Drivers on Pratt Street never had to make way for ducklings yesterday.
Scrambling to prevent a mama mallard from walking 11 newly hatched offspring across the busy downtown thoroughfare from their nest in a sidewalk planter, animal rescuers whisked the babies off to a Baltimore County wildlife shelter - leaving their frantic mother to fly off alone.
"She's probably going to re-clutch again, someplace else, I hope," said Gerda Deterer, president of Wildlife Rescue, Inc., near Hampstead, where the ducklings were taken.
The tawny hen's city residence outside the Capital Grille must have seemed safe enough when she established the nest. The dirt in the concrete planter was soft, and the nest was shaded by the boughs of a young cedar.
Hundreds, maybe thousands of humans hustled past her every day on their way to and from work, or to lunch, but few seemed to notice her during the month she spent incubating her eggs.
She didn't even seem to mind the traffic on Pratt Street, roaring by just a few feet away.
Best of all, her eggs had done nicely. Only one stubborn sibling remained shell-bound yesterday amid the crowd of peeping ducklings that popped up beneath her wings.
But there was reason to worry. Within hours, Mama Duck was likely to try to march her new brood off for their first meal -- probably in the harbor slip beside the Power Plant. So near, yet so far.

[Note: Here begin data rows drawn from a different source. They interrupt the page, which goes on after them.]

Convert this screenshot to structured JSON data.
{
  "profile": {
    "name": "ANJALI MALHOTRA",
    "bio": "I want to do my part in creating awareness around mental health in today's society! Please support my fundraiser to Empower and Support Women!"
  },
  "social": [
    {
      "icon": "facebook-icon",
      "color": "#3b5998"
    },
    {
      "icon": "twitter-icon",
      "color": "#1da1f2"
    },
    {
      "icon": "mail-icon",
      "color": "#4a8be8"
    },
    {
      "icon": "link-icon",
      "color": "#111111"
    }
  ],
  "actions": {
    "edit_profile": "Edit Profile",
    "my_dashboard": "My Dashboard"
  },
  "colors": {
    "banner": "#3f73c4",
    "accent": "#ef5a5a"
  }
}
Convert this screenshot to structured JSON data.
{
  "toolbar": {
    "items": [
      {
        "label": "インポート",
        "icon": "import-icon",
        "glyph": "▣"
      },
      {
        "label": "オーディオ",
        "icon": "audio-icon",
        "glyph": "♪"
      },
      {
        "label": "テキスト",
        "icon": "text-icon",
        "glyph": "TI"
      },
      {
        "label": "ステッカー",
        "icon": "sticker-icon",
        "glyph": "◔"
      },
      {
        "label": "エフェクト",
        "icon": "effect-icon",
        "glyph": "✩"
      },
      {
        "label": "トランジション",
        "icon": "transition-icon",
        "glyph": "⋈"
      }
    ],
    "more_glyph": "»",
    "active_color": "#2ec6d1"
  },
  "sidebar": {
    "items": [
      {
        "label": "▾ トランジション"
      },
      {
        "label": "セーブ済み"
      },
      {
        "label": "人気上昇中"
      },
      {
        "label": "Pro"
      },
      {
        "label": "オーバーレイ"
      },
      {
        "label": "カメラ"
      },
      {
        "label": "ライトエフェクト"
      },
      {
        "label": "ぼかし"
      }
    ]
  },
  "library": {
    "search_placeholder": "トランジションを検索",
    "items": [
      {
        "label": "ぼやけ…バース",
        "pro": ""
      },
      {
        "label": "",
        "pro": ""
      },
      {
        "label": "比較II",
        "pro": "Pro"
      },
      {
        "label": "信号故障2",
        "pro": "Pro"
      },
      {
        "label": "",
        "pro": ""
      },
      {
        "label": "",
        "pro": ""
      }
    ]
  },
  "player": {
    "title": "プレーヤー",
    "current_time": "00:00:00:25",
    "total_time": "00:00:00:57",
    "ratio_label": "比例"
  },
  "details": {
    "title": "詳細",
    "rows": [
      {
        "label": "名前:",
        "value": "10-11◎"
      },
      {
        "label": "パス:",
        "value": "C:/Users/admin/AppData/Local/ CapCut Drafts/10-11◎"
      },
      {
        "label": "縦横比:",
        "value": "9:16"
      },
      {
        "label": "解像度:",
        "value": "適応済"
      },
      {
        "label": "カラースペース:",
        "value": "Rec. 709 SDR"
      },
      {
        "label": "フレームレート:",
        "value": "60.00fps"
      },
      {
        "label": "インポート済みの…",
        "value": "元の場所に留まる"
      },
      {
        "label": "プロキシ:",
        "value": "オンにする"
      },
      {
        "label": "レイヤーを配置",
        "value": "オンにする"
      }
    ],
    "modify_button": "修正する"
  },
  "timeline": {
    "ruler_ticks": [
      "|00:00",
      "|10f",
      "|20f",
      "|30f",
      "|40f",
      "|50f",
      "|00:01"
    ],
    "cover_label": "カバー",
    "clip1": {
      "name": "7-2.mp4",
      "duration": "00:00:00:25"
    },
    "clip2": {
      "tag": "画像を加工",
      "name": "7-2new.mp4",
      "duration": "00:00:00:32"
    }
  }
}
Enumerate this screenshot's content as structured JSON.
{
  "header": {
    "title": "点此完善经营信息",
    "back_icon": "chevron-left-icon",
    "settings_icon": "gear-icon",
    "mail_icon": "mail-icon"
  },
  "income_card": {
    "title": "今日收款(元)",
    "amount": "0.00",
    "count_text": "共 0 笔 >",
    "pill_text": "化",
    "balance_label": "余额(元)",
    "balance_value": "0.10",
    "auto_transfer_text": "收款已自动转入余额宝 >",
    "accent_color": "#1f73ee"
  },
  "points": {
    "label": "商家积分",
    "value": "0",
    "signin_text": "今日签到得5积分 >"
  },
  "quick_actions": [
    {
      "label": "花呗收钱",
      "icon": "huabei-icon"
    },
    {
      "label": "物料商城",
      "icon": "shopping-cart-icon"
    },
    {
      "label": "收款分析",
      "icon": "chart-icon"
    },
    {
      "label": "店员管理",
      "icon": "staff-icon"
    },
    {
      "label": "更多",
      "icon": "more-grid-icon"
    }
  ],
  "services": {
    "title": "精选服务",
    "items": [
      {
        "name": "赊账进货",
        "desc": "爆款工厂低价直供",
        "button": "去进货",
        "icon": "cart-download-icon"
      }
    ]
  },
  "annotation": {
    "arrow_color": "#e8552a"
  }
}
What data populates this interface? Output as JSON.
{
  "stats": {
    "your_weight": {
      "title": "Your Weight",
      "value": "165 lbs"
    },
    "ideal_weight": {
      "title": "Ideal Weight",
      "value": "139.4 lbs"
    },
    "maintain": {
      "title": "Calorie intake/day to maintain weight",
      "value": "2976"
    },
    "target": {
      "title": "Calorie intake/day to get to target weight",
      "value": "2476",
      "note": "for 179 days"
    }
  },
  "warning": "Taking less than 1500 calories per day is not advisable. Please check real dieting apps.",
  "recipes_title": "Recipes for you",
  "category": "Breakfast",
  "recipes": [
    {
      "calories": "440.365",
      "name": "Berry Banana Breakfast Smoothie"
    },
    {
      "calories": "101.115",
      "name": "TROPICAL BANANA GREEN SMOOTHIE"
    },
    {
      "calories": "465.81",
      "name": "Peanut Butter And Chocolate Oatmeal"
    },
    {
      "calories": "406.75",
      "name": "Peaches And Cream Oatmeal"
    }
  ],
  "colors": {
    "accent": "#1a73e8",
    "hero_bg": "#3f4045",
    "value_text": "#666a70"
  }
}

"She's gonna want to walk them to the water. She's gonna try to cross Pratt Street," warned Kathleen Woods, of the Phoenix Wildlife Center, Inc., an animal rehab facility in Baltimore County. "It's a cute story that doesn't have a good ending."
Woods may have been alluding to Make Way for Ducklings, the popular 1941 illustrated children's book by Robert McCloskey that told the fictional tale of a family of ducklings raised in Boston.
The Baltimore duck family's best chance to stay together would have been for someone to carry the ducklings to the water and let Mama follow, said Terry Moritz, a waterfowl expert and rescuer in Anne Arundel County.
"Scoop them up in an open box so she can hear them peeping, and walk it across the street," she said. "She'll follow."
Or maybe not.
"In Baltimore City there's so much noise, Mom doesn't hear the babies," Deterer said. "And nine out of 10 times ... they wind up getting killed," flying or waddling into traffic.
There was also worry that the ducklings hadn't had enough time to acquire the feather oils needed to make them waterproof and keep them warm and afloat in the water.
So, Deterer called the city's Bureau of Animal Control, which summoned the nonprofit Baltimore Animal Rescue and Care Shelter, Inc., which sent a crew to Pratt Street.
Just before 2 p.m., only minutes after she arrived, BARCS rescuer Melinda McWilliams had rounded up all 11 yellow-brown chicks, plopped them into a wire cage, and plucked the last egg from the nest. They all headed back to the agency's shelter.
By the time Deterer's people had picked them up there later in the afternoon, there were 12 ducklings to transport to the county.
Also en route to the shelter yesterday afternoon was another duckling, scooped from the harbor by a trash boat in Canton, Deterer said.
"We'll have to raise them until they grow up, when they'll be able to preen and care for themselves and go back into the wild," she said. The process takes about eight weeks.
It's too bad about Mama Duck, she agreed. But "most duck moms have so many babies, only one or two out of a clutch would survive. This way ... they're all safe and sound."